In 2009, Monteith and I were fortunate to be at Parihaka Pā for a discussion between the late Taranaki leader Te Miringa Hohaia and artist Natalie Robertson on the role of photography in Te Ao Māori. Hohaia noted the karakia which would be recited before a photograph is moved into or from the wharenui, describing it as having the form of a spiritual practice but with a fundamentally technical effect: reciting the karakia made the speaker mindful of what they were about to do. Ironically, it is the appeal to higher forces, an appeal to the “surreal” that returns one who recites a prayer to a more fully present sensory relationship with their body and their surroundings. Monteith’s works seem to have a similar function, despite their different conceptual and cultural basis.

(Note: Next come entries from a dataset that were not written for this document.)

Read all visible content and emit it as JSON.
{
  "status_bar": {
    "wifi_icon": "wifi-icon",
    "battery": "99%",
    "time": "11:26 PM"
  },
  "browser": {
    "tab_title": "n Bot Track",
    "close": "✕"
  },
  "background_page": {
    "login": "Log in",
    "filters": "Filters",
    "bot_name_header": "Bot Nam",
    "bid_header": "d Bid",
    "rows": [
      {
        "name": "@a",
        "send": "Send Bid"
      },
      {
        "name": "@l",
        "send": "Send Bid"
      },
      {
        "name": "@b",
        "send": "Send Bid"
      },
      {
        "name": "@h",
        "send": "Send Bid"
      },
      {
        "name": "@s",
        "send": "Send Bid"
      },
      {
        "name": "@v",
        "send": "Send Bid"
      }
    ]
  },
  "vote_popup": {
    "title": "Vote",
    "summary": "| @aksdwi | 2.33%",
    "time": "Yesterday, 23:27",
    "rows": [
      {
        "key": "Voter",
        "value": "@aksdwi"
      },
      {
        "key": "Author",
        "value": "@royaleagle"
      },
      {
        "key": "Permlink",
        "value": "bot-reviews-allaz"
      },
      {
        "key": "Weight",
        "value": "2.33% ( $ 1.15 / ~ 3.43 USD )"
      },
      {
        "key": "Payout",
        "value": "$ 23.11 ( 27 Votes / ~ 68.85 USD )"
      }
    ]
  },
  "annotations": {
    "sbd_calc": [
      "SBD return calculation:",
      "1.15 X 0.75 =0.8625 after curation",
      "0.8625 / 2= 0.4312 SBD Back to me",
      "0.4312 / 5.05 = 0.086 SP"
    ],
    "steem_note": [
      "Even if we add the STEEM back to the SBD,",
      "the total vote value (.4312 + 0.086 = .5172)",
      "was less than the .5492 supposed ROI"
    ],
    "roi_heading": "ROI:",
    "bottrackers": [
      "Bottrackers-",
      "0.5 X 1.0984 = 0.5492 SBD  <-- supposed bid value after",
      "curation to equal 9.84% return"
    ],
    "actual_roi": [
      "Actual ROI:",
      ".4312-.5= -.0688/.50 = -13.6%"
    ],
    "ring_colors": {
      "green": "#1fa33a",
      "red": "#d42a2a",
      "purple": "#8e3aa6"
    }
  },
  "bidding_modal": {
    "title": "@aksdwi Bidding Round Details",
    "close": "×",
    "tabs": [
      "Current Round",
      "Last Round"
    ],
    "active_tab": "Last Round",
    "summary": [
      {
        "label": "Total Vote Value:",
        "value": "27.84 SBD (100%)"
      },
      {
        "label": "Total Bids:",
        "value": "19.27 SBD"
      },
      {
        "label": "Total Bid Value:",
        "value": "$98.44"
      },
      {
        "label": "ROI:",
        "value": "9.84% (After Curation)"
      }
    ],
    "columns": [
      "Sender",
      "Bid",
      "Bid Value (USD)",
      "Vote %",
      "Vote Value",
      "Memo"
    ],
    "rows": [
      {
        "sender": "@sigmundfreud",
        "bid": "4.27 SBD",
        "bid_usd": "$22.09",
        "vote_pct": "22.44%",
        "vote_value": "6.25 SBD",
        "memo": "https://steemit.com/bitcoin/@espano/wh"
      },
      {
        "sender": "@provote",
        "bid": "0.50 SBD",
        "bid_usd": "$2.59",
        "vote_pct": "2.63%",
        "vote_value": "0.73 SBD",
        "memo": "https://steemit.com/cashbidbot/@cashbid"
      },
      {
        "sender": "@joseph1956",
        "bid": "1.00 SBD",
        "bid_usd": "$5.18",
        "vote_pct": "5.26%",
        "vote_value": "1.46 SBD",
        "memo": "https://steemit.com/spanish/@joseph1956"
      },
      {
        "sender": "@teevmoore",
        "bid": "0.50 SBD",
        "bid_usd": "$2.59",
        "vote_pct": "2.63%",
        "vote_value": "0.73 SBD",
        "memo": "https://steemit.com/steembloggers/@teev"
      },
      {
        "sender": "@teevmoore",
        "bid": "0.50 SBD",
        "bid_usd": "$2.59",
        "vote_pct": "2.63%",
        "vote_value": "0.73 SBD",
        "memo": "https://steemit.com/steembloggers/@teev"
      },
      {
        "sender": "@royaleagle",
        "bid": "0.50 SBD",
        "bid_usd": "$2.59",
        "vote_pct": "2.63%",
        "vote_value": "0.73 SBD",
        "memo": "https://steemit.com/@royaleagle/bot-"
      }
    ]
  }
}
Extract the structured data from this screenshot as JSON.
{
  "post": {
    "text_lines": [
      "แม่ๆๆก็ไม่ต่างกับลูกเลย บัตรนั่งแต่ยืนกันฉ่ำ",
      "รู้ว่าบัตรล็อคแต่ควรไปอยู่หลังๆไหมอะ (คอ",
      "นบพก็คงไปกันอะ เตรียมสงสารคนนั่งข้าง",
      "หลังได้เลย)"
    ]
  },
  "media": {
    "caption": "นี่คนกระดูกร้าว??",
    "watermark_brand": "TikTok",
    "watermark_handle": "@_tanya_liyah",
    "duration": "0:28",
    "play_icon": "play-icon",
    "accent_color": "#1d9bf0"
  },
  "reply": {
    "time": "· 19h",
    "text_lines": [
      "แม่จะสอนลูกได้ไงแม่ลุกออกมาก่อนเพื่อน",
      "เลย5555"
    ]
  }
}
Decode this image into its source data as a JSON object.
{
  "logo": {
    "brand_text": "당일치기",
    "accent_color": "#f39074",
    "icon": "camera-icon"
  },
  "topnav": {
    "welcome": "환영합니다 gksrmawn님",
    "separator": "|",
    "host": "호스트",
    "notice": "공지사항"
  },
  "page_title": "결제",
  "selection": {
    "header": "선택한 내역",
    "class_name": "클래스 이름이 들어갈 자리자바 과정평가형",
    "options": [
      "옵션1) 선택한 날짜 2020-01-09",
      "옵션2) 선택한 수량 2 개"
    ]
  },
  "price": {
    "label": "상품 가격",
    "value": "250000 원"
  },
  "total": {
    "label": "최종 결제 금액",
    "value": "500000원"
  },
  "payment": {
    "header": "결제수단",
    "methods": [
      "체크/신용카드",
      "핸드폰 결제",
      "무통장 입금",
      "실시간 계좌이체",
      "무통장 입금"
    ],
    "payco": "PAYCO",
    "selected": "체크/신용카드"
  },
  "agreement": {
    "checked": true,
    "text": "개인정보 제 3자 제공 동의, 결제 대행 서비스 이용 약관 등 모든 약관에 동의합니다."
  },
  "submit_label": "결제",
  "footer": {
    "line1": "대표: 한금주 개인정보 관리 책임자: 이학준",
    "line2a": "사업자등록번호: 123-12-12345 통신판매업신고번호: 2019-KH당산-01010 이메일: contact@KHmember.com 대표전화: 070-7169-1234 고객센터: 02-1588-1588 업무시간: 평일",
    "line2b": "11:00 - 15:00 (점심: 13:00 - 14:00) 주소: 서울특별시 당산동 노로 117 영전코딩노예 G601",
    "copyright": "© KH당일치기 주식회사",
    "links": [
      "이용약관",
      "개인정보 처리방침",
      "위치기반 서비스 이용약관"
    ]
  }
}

The paradoxical truth of fieldwork remains:
it is by going somewhere different that one is returned most completely to oneself.


1. Bourdieu, Pierre. “Towards a Sociology of Photography.” Visual Anthropology Review 7, No 1 (1991 [1965]): 132

2. Geertz, Clifford. “Art as a Cultural System.” MLN 91, No 6 (1976): 1499. 3. Boas, Franz. “The methods of ethnology.” American Anthropologist 22, no. 4 (1920): 315.

4. Wolf, Eric R. “Anthropology among the powers.” Social Anthropology 7, no. 2 (1999): 122

5. Ibid., p126

6. Ibid., p128

7. Donna J. Haraway, Modest_Witness@Second_Millennium.FemaleMan_Meets_ OncoMouse: Feminism and Technoscience (New York: Routledge, 1997), 190-191.

8. Clifford, James. “On Ethnographic Surrealism.” Comparative Studies in Society and History 23, no. 4 (1981): 548.

9. For an extensive discussion on this point see Joan W. Scott, “The Evidence of Experience.” Critical Inquiry 17, no. 4 (1991): 779.

10. Mieke Bal. “Visual essentialism and the object of visual culture.” Journal of Visual Culture 2, no. 1 (2003): 9

11. quoted in Scott, “The Evidence of Experience”, 777.

12. Some of Monteith’s early short films prior to Chapter and Verse inhabit a more self-consciously surrealist mode. See for example Pause the Rising Tide (2001) prizewinner of the 2004 International Surrealist Film Festival.

13. Rosalind Krauss. “The Photographic Conditions of Surrealism.” October 19 (1981): 25. For a detailed discussion of this point in relation to binocular disparity, see Crary, Jonathan. “Techniques of the Observer.” October 45 (1988): 3-35.

14. quoted in Martin Jay. “The disenchantment of the eye: Surrealism and the crisis of ocularcentrism.” Visual Anthropology Review 7, no. 1 (1991): 28

15. quoted in Crary, “Techniques of the Observer”, 99

16. Bourdieu, “Towards a Sociology of Photography”, 131

17. Walter Benjamin, Illuminations (New York: Schocken Rooks, 1969), 84. 18. I am grateful to Jon Bywater for the conversation that suggested this link.

See, for example, his interview with the artist in this publication.

19. Peter Gidal. “Theory And Definition Of Structural/ Materialist Film.” Luxonline (originally published by the BFi), 1976. 20. Even central structuralist figures such as Malcom Le Grice have more recently begun discussing the symbolic devices that generate affect in structuralist works – see for example his notes on a group of works 2004-6 titled “Portraits and Particulars” < personalparticular/index.html> , where the “sentimental attachment” of the material in “Little Dog for Roger” is acceded to. Of course, feminist psychoanalytically-inclined film scholars had already made this extremely clear on empirical and theoretical grounds – see, for example, Constance Penley, “The Avant-Garde and Its Imaginary.” Camera Obscura: Feminism, Culture, and Media Studies 1, no. 2 (1977): 2-33. Gidal and others vociferously resisted these readings at the time. In the above article Penley makes a point about the cinematic imaginary that is pertinent to Monteith’s work: the cinematic signifier is “more ‘there’ than almost any other medium (because of its density of perceptual registers) and less ‘there’ at the same time (because it is always only a replica of what is no longer there)”. Monteith’s “filling” of the entire Govett Brewster also has a material lightness—when the projectors go off, there is nothing to be found.

21. Gayatri Chakravorty Spivak, and Geert Lovink. “Interview with Gayatri Spivak.” nettime-l, 1997. nettime-l-9707/msg00093.html. Accessed 2 September 2010.

22. Clifford, “On Ethnographic Surrealism”, 564